Hartmere also skillfully writes complex conversations set to music, sometimes for an extended scene, sometimes with more than one conversation going on at once, sometimes among just two characters, sometimes among five or six (see "Promise" as an example). It’s the one of most advanced uses yet of the kind of extended musical scene Oscar Hammerstein pioneered back in the 1920s in and in the 1940s in the classic Rodgers and Hammerstein musicals. But though those Hammerstein scenes are impressive for their time, there’s a formality and an awkwardness that keeps them from actually feeling real. In , those conversations feel both spontaneous and real. Where Hammerstein had to contort sentences and use odd word choices in order to hold to his structure and rhyme scheme, here Hartmere knows that rules are made to be broken and authenticity is the highest goal now, so he forsakes rhyme when it makes sense to. Composer Stephen Sondheim believes that the amount of rhyme in a song connotes a character’s intelligence and/or presence of mind. The less intelligent or the less rational a character is, the less he rhymes (look at "Getting Married Today in , which has almost no rhyme). In , Hartmere fashions believable spontaneity by not getting chained to the old conventions. When characters are fighting and emotions are running high, Hartmere ignores rhyme. The audience doesn’t notice because they’re too wrapped up in the conversation.

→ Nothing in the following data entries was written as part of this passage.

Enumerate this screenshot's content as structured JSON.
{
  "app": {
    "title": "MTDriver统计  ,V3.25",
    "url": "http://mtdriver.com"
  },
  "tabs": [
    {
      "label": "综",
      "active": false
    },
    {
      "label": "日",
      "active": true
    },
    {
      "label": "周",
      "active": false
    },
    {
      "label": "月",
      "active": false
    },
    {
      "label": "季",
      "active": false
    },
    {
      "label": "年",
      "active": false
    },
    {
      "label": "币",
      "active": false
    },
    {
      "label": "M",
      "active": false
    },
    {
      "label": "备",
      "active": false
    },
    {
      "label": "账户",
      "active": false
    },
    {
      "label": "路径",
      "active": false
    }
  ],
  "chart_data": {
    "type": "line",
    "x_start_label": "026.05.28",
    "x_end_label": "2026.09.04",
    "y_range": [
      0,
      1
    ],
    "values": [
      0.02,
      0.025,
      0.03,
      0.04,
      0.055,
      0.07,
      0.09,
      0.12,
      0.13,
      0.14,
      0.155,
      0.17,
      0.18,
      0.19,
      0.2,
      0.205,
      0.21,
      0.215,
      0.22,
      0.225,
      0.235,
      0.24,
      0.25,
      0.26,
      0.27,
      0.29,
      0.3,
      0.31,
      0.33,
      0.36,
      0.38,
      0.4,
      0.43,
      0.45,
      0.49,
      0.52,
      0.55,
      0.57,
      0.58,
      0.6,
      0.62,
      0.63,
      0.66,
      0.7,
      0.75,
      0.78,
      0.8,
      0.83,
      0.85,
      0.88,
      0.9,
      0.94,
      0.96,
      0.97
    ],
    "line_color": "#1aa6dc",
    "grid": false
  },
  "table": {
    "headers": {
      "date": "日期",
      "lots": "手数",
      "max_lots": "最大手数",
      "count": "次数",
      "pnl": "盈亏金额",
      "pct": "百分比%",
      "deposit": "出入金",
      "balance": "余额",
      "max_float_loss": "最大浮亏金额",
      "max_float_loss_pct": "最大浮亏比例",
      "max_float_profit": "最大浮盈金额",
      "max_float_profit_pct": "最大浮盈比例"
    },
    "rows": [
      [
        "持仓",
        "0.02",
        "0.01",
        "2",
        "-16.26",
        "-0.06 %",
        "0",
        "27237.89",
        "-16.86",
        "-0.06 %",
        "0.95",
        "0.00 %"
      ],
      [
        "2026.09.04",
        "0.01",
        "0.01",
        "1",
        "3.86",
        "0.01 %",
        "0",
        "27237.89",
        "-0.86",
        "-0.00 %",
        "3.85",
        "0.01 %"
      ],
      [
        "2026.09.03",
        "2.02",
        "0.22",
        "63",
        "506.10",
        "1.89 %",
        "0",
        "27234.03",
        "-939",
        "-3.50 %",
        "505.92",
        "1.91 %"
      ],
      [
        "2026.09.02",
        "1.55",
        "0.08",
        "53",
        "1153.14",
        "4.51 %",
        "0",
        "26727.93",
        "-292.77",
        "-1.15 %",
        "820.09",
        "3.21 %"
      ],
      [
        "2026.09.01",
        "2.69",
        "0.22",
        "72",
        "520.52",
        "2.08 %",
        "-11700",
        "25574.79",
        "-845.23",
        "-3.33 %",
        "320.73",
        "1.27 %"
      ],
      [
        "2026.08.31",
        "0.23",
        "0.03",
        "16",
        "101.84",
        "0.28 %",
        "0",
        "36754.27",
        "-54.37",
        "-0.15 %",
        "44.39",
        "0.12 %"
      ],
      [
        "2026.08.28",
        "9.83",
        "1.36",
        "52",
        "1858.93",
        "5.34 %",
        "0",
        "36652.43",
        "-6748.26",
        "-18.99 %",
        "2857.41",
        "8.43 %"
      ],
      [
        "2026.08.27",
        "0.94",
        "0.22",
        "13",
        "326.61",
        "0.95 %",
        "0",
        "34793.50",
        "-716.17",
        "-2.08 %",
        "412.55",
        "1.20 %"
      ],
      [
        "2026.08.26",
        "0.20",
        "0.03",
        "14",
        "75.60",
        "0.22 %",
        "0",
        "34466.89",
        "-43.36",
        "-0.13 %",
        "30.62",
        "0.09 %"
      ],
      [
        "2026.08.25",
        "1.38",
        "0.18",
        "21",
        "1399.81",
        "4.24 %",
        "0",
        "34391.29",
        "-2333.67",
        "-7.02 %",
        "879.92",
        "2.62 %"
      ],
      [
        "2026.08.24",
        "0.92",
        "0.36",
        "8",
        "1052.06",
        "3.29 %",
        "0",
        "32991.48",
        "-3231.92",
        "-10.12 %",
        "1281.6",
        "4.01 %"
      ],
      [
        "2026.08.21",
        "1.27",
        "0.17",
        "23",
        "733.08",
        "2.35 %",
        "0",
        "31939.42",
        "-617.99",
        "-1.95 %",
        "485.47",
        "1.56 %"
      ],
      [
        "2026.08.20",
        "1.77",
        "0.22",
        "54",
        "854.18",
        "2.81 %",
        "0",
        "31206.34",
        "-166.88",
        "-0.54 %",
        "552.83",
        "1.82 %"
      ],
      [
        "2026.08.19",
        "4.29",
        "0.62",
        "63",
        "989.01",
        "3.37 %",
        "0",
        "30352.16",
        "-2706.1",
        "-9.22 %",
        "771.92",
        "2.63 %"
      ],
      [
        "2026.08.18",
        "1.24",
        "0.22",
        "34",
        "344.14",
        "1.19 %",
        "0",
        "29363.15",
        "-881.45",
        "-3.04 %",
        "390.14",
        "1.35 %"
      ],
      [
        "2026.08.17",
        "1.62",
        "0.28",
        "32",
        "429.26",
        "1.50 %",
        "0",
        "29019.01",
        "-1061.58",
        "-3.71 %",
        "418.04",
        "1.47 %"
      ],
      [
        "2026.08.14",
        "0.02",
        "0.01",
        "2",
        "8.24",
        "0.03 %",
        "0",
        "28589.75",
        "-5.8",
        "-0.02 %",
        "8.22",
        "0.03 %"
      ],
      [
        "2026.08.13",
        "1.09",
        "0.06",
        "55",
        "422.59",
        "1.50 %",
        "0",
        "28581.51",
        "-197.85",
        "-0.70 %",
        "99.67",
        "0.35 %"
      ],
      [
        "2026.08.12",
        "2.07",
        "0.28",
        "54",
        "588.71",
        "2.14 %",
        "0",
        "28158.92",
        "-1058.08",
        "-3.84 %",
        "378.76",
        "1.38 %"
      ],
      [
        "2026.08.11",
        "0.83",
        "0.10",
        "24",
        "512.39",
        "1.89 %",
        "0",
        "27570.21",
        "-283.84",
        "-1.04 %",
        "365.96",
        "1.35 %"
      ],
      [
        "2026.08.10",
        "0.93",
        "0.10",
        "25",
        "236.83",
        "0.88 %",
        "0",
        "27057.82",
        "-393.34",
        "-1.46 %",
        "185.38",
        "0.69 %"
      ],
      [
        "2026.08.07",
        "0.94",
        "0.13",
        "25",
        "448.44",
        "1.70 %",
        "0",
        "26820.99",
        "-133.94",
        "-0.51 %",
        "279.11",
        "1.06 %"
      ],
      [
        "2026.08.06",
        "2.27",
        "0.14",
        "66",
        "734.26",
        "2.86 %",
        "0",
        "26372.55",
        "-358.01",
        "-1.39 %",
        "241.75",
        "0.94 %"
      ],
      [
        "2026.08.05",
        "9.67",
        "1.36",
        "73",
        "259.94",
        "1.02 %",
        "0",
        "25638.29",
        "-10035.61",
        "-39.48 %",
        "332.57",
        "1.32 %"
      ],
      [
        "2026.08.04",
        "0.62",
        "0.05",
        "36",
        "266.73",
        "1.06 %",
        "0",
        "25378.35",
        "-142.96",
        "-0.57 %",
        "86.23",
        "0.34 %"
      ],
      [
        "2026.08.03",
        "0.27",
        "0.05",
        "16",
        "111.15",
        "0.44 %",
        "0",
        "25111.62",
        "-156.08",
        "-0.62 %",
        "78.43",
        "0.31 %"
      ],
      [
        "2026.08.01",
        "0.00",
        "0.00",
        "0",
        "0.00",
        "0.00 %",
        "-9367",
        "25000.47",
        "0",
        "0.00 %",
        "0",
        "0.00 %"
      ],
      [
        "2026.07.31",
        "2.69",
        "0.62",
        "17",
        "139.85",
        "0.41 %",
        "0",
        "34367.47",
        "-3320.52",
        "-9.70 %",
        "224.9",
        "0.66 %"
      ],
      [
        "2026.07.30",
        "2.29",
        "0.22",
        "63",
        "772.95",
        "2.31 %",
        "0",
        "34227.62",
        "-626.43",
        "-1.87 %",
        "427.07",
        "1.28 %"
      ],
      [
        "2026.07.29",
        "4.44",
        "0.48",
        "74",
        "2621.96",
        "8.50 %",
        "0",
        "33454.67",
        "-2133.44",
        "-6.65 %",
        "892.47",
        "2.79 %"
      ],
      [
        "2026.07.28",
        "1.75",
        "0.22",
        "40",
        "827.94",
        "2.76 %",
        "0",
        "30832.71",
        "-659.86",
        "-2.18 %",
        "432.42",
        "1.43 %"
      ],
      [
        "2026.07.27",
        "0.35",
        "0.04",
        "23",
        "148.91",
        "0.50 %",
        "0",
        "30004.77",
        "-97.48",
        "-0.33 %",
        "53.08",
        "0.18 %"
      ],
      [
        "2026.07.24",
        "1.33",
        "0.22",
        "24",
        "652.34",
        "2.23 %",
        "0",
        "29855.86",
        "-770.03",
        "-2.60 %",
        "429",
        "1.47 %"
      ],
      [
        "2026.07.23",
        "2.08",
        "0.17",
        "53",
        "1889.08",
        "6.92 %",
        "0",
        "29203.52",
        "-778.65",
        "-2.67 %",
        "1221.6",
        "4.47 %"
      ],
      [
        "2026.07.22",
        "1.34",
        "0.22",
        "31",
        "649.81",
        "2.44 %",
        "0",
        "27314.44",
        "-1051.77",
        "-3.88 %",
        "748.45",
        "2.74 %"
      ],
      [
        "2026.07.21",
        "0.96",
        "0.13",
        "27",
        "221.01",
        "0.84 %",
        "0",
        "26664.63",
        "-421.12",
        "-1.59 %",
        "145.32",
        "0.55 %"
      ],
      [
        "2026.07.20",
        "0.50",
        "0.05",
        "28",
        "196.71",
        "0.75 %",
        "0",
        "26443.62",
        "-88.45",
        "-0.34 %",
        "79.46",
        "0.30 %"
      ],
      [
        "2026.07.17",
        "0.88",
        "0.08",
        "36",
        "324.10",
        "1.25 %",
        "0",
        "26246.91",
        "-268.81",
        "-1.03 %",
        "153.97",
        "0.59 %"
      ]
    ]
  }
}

The year is 1959, a pivotal moment in American cultural history, when rock and roll was giving birth to the Sexual Revolution and everything in America culture was about to be turned upside down. Record companies were releasing more than a hundred singles every week and the country was about to explode. , generally considered a trivial little musical about The Fabulous Fifties, is the story of America’s tumultuous crossing over from the 50s to the 60s, throwing over repression and tradition for freedom and adventure (and a generous helping of cultural chaos), a time when the styles and culture of the disengaged and disenfranchised became overpowering symbols of teenage power and autonomy. Originally a rowdy, dangerous, over-sexed, and piece of alternative theatre, was inspired by the rule-busting success of and shows like it, rejecting the trappings of other Broadway musicals for a more authentic, more visceral, more radical theatre experience that revealed great cultural truths about America.